|International Classification||G06K9/36, G06K9/62, G06K9/00|
|Cooperative Classification||G06T2207/20081, G06K9/3208, G01B11/26, G06T2207/30148, G06T7/70, G01B11/002, G06T2207/20068|
|European Classification||G01B11/26, G01B11/00D, G06K9/32E, G06T7/00P|
|Jun 21, 2004||AS||Assignment|
Owner name: ELECTRO SCIENTIFIC INDUSTRIES, INC., OREGON
Free format text: ASSIGNMENT OF ASSIGNORS INTEREST;ASSIGNORS:LEONARD, PATRICK F.;SINGER, MARK;REEL/FRAME:014758/0709
Effective date: 20040320
|Sep 23, 2011||FPAY||Fee payment|
Year of fee payment: 4
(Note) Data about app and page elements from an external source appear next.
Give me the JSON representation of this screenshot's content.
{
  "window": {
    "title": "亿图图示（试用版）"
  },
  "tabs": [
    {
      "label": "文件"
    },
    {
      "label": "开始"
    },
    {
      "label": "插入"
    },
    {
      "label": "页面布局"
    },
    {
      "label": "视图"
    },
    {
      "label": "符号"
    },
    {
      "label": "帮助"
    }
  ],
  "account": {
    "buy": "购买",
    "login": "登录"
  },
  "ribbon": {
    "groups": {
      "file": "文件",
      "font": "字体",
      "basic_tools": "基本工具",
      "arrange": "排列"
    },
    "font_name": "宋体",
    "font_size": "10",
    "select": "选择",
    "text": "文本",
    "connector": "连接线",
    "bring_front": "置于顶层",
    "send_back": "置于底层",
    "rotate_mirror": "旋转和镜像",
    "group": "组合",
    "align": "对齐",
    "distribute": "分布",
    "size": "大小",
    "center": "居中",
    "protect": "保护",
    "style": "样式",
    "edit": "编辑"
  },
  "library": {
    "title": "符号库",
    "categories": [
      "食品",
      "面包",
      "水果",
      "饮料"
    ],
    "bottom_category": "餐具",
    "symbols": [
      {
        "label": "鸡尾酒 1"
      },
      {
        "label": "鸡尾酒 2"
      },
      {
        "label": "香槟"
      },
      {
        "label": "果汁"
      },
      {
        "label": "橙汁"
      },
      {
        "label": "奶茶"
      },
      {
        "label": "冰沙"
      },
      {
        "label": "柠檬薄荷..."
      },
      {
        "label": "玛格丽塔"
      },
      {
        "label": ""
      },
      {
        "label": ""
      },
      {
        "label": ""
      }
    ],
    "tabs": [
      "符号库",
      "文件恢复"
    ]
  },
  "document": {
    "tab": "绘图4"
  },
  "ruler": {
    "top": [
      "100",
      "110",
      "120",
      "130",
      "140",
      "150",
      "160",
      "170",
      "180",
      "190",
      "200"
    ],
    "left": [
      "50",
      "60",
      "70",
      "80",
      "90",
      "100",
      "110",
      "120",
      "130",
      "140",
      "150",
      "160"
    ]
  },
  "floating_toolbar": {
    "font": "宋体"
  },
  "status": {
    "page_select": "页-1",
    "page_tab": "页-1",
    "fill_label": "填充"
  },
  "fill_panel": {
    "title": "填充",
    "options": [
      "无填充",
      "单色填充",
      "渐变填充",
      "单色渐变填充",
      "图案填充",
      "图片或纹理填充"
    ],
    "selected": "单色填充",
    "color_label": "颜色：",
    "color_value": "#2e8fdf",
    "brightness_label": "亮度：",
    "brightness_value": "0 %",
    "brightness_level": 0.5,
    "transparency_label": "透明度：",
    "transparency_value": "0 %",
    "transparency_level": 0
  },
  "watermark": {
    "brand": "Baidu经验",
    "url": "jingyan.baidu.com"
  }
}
|Nov 6, 2015||REMI||Maintenance fee reminder mailed|
|Mar 25, 2016||LAPS||Lapse for failure to pay maintenance fees|
|May 17, 2016||FP||Expired due to failure to pay maintenance fee|
Effective date: 20160325